According to Maori tradition, Kupe was the first explorer who visited New Zealand or Aotearoa (the Land of the Long White Cloud) prior to the great fleet of canoe migrations from Polynesia. He is said to have first landed at Te Whitianga-a-Kupe (Kupe’s Crossing Place) around 950AD.
In the 1830s Whitianga (and the surrounding areas) started being settled by European merchants who recognised the potential of the area. The original settlement of Whitianga was on the Ferry Landing side of the river and developed around the kauri timber and ship building industry. Timber from Whitianga was New Zealand's first private export. The original stone wharf (built in 1837) which was used to load up the logging ships, still exists at Ferry Landing and there is a Heritage Trail plaque near where you catch the passenger ferry to Whitianga. The wharf is believed to be the first of its kind in Australasia.
By 1838 the original town was bustling with a sawmill, trading post and boat yards. However, by the 1880s more space was needed to deal with the demands of the booming timber industry. The timber mill was relocated to the western side of the river and the second town (where Whitianga is now) developed around it. The new mill operated from around 1888 to 1922.
For many years, Whitianga was a leading timber port, with sailing ships coming from Sweden, Norway, France, Italy and Great Britain to load timber. The timber of the kauri tree was popular due to its long straight trunk and few side branches (especially good for ship building). Over a period of 60 years, about 500 million feet of kauri timber was milled, sold and exported overseas. Unfortunately the vast kauri forests that sprawled all over the Coromandel were over-exploited and exhausted by the mid 1920s.
COROGLEN AND KAURI GUM
Coroglen was a leading centre in the kauri gum trade in the late 1800s and early 1900s. Formally called Gumtown, Coroglen is located about 20km from Flaxmill on State Highway 25 towards Whitianga. Its proximity to the river that drains into the upper Whitianga Harbour, meant the town was well placed for transporting the gum (as well as timber) to the Whitianga shipping yards.
Kauri gum (fossilised resin from the kauri tree) was found in layered sites (gum-fields) of long extinct Kauri forests that had flourished and disappeared centuries ago. Ranging in colour from light amber to dark brown, it was used by the Maori as a chewing gum and a fire-starter (due to its flammable properties) and also to make jewellery and decorative items.
Commercially, for the European market, the gum was used primarily as a varnish and later as an ingredient in linoleum flooring. Kauri gum diggers took out 100,000 tons of gum out of the Coromandel over 50 years, mainly from this area. Again supply dried up from over exploitation, but also demand dropped with the invention of cheaper synthetic materials. By the early 1920s the gum-diggers were gone from Coroglen.
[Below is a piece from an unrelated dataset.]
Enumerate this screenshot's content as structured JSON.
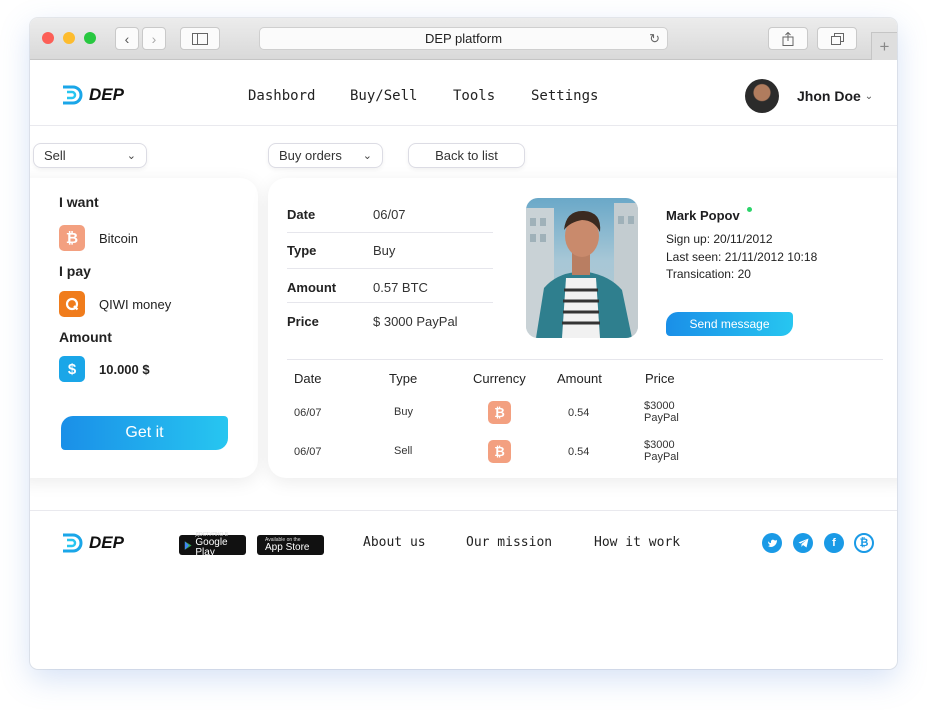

In 1922 Gumtown changed its name to Coroglen, after a famous NZ Racehorse.
Progressively, better roads and routes in the area diminished Coroglen’s importance. The town is now home to the iconic Coroglen Tavern – popular in the Summer months as a venue for live performances by well known kiwi bands.
Paul Monin. 'Hauraki–Coromandel region', Te Ara - the Encyclopedia of New Zealand, URL: http://www.TeAra.govt.nz/en/hauraki-coromandel-region/sources
Janet Riddle ‘Saltspray and Sawdust - One Thousand Years of History in Mercury Bay, Te-Whanganui-a-Hei’
Carl Walrond. 'Kauri gum and gum digging', Te Ara - the Encyclopedia of New Zealand URL: http://www.TeAra.govt.nz/en/kauri-gum-and-gum-digging
A Flaxmill -1905 - Sir George Grey Special Collections, Auckland Libraries, AWNS-19050608-15-2
Bleaching Flax Fibre 1903 - Sir George Grey Special Collections, Auckland Libraries, AWNS-19031029-2-2
Whitianga Estuary 1899 - Sir George Grey Special Collections, Auckland Libraries, AWNS-18990714-7-1
Men on Logs 1910 - Sir George Grey Special Collections, Auckland Libraries, 31-62133
Gum Diggers Camp - Sir George Grey Special Collections, Auckland Libraries, AWNS-19111109-15-2